None of those things are – in themselves – a problem. I don’t have anything against chocolate, television or mess per se. The point is that as we continue to inquire, our ability to discern the difference between compulsiveness and non-compulsiveness, deficient or non-deficient behaviour, gradually increases. The piece of chocolate brownie shared with my sister over a cup of tea and warm conversation the other day? No shred of compulsion or deficiency. The two pieces of chocolate I had after dinner every night the week before? Definitely compulsive and linked to a sense of inner lack. Don’t be fooled by amounts or degree. Yes, the magnitude of the compulsion may be large or small – three family-size bars of chocolate versus two squares of 75% Ecuadorian – but the underlying movement of compulsion is the same. When a deficiency story is running, we make deficient choices.

More words came: There is a choice in each moment. Heaven or hell. It’s in my/your hands. I saw that – when choice is available to us – we can access true self-discipline. This isn’t the punitive, masochistic discipline of should, ought, or must, the inner critic task-master, but the kind discipline of a self that transcends and yet embraces all the stories we tell about ourselves, a self that knows what we truly need or desire because it knows that we are completely whole exactly as we are.

Suddenly, the original intent of commandments and precepts became apparent; they give us a supportive framework to keep us in integrity whenever we are tempted to indulge the deficient self in ways that may harm ourselves or others. Just at that moment, my deficient self (keen to emphasise its deficiency, in case I’d forgotten) said Yes, but I made the wrong choices. Despite its protestations, it became very clear that all that matters is now, where the choice is being made. What are we choosing in this moment?

The deficient self is often lax and indulgent. It wants to treat itself because life is so _____ and it deserves more ______ (fill in the blanks). It has a tendency to talk or think endlessly about its past suffering or inevitable future calamities. It is good at indulging, justifying and punishing itself, often in equal measure. And our cultures cater to or even reward such behaviour. Expensive cosmetics ‘because we’re worth it’. Constant temptations – based on blatant appeals to our deficient selves – to have or get or be more or better.

As I inquired, it became clear that it is time for me to stop feeding or indulging the deficient self, and that this requires a modicum of self-discipline because the deficient self is, in part, a habit. A well-worn groove of choices made over and over again from a simple lack of awareness, a misunderstanding about who I really am. As I stayed with my experience of the deficient self in that moment – a feeling of immense hurt throughout my body – it became very clear that this feeling didn’t want cake, chocolate, television dramas, or any other kind of indulgence. It wanted goodness and a major change in perspective. It wanted to no longer be defined as a self. A sense of self-discipline or ‘moral fibre’ arose, a sense of being able to discern where goodness really lies in any given moment. I saw a cartoon-like image of a cage in a zoo, complete with the caption Do Not Feed the Deficient Self.

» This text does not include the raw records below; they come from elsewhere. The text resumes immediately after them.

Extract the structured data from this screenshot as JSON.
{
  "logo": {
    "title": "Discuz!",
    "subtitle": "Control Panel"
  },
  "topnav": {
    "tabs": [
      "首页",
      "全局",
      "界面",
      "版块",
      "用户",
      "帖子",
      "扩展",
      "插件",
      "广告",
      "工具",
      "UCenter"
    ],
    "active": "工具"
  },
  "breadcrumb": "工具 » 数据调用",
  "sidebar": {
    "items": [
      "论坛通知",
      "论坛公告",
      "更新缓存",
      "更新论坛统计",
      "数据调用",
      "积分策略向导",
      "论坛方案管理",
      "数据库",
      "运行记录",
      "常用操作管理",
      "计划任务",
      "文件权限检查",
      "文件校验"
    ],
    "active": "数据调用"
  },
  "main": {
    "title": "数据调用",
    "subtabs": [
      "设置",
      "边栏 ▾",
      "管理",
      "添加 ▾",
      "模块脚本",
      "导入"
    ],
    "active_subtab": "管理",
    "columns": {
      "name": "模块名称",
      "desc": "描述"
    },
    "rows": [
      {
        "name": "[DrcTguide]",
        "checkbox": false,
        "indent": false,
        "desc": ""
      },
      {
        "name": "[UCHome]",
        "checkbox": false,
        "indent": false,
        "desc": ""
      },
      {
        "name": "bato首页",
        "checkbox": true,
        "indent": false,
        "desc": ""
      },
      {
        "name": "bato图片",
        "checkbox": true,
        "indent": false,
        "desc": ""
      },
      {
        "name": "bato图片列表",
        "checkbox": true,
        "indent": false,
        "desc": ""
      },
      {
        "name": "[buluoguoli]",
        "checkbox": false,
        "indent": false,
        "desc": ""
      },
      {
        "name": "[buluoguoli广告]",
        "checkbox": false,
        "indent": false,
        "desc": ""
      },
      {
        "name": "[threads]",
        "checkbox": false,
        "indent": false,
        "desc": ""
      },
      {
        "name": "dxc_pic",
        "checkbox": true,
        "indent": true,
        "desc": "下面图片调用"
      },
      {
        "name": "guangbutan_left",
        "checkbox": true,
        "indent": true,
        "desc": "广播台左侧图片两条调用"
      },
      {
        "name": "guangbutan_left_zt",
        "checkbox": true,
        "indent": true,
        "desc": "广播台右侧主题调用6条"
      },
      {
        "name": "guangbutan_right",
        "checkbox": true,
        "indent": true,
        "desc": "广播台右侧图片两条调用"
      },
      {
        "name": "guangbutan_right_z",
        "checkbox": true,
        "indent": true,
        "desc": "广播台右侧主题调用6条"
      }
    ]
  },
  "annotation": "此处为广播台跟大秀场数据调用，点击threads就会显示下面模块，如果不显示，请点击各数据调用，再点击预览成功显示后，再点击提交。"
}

Since this session, I’ve noticed significant changes. The uneaten chocolate is sitting here on the shelf and the ‘I’ve been working hard so I need a reward’ snacking has ceased. I’ve had unexpected surges of physical energy and I’ve been moving and holding myself very differently – more upright, less apologetically, more solidly.

Inevitably, each time we unravel a sense of deficiency, we grow up a little more. We have fewer excuses to not be who we really are. We no longer feel as if we’re on the margins, defined by our suffering. We act in integrity much more of the time, and yield to the temptations and indulgences of the deficient self far less often. Our long-suffering bodies no longer have to bear the burdens of deficient choices and behaviours. We learn what it is to truly nourish ourselves. We come out of the cage of deficiency and fully into being, into life.